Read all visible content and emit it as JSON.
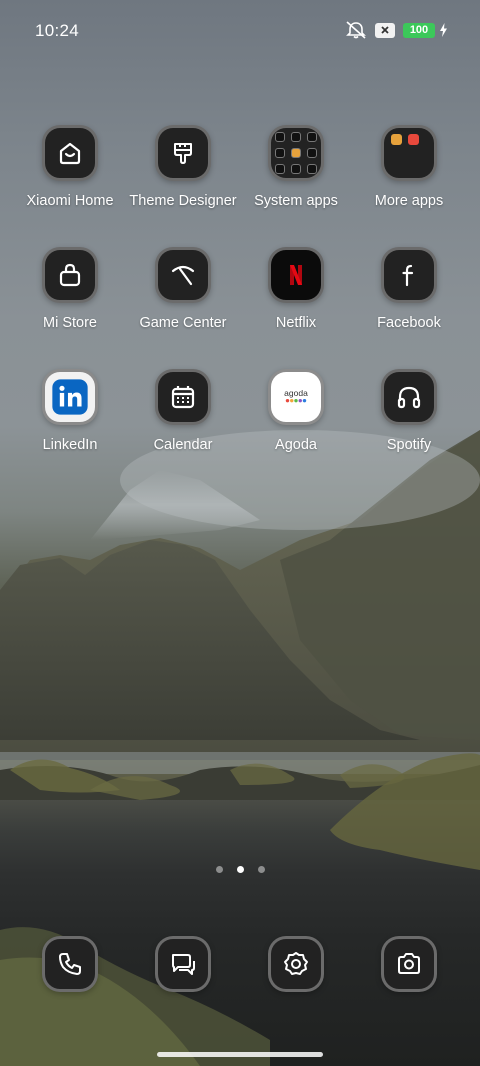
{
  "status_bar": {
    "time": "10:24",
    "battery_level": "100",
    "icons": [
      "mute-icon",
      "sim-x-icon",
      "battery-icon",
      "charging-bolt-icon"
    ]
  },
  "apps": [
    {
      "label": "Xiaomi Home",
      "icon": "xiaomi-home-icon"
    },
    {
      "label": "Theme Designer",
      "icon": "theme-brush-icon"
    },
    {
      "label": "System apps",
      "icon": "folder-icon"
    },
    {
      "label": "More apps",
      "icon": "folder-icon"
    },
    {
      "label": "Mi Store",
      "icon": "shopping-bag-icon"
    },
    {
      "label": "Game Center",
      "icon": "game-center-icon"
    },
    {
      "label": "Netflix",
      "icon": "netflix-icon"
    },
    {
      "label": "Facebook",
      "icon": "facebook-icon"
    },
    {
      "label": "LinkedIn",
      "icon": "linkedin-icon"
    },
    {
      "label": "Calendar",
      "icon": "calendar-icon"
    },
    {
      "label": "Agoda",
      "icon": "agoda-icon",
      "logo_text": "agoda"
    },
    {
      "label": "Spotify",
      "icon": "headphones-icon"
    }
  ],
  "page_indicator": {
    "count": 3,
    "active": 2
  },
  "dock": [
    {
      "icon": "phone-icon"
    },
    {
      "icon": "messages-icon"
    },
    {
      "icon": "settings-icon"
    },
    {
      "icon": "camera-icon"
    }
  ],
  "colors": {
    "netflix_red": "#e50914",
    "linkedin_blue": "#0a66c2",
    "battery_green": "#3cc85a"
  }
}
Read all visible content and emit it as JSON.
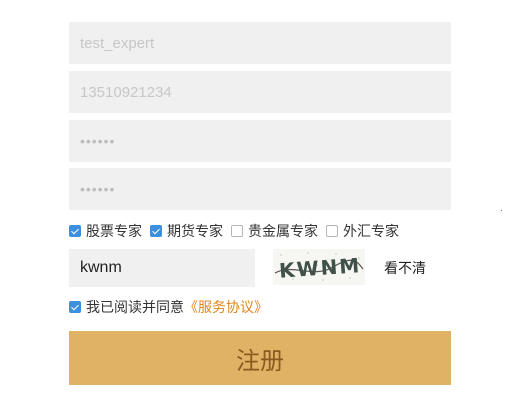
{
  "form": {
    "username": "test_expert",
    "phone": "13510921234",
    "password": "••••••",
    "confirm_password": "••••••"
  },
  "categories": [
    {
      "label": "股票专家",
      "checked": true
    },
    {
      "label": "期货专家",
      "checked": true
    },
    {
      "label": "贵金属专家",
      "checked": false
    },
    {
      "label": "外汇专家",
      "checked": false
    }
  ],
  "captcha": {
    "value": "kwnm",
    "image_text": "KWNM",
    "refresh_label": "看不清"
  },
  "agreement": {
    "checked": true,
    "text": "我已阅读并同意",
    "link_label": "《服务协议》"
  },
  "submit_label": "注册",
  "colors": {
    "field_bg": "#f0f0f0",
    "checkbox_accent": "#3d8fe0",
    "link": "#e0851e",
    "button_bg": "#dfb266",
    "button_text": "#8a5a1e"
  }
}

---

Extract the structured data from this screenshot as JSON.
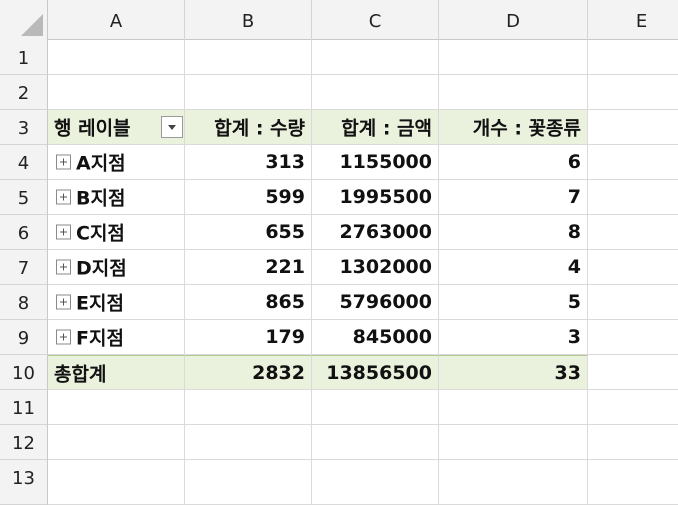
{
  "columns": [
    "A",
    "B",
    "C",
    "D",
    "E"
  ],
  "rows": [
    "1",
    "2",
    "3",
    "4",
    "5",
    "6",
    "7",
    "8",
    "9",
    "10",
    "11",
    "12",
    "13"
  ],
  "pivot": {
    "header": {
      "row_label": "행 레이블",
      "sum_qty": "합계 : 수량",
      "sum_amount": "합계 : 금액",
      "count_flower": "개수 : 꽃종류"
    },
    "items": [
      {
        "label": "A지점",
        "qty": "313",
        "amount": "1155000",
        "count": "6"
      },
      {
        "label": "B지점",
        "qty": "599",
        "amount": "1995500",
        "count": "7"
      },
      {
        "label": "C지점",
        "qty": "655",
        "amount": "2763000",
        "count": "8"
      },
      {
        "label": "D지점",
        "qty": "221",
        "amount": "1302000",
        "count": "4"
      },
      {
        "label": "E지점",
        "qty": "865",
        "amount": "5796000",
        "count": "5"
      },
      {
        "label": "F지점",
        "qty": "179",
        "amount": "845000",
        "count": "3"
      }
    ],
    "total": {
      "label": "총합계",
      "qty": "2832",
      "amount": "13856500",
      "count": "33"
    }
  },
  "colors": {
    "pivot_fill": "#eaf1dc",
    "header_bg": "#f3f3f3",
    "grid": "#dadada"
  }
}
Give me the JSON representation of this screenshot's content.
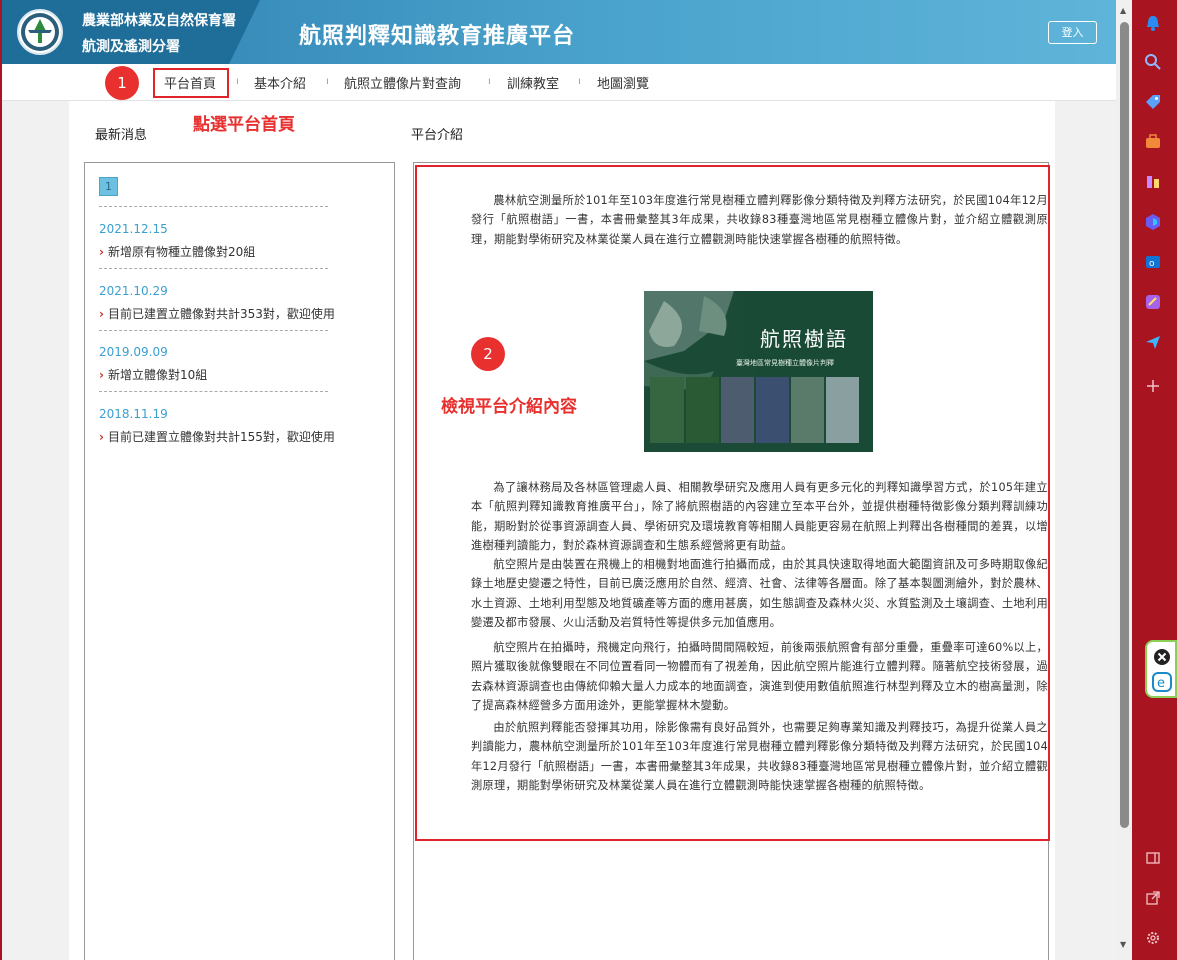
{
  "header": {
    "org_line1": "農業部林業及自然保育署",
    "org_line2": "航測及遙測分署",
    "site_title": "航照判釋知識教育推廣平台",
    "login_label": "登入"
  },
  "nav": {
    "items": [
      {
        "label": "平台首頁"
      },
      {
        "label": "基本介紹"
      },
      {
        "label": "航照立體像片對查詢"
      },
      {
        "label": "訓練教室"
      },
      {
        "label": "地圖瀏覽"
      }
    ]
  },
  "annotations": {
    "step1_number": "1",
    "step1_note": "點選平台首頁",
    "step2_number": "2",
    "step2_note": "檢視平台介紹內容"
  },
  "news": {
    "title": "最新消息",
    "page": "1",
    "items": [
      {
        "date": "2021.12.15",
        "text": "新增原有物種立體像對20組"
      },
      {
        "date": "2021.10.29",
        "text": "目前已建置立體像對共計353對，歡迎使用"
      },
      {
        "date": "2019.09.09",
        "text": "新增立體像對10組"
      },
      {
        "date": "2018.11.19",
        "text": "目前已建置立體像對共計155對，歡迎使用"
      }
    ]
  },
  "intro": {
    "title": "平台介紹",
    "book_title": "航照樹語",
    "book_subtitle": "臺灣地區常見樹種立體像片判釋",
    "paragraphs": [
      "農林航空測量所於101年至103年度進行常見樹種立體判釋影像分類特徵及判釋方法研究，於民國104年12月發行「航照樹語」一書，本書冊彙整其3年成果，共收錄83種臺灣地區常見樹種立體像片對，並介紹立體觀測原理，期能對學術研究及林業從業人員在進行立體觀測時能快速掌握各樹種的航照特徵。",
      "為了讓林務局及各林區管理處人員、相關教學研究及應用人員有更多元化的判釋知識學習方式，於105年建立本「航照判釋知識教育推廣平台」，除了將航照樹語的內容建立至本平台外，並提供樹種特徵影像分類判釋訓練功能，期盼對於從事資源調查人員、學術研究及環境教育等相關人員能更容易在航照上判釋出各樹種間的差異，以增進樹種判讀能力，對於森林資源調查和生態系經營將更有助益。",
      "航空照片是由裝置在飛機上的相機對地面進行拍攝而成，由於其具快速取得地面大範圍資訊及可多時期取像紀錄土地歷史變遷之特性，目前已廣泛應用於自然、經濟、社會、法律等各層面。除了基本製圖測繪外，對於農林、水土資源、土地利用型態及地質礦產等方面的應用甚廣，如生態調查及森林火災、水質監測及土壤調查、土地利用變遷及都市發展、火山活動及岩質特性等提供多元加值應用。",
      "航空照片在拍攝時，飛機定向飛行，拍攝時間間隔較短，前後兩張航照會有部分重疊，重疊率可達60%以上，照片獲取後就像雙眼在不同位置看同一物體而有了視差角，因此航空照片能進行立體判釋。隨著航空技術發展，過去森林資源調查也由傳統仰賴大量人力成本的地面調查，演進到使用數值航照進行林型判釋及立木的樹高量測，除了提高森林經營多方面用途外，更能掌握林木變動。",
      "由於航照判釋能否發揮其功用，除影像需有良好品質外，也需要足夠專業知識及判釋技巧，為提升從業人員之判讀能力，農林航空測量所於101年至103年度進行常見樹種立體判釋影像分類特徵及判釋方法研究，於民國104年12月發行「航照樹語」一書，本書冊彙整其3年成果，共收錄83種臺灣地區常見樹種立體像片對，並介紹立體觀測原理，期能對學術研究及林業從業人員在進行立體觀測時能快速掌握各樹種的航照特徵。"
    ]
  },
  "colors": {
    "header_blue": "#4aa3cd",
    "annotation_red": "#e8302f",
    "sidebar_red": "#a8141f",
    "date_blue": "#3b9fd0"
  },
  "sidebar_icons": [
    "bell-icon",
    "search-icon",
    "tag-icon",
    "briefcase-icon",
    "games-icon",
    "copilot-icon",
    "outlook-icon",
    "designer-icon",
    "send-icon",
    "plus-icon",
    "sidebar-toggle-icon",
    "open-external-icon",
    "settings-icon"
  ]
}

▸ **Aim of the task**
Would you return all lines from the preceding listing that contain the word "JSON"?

▸ **Result**
Read all visible content and emit it as JSON.
Read all visible content and emit it as JSON.
Extract the structured data from this screenshot as JSON.
Give me the JSON representation of this screenshot's content.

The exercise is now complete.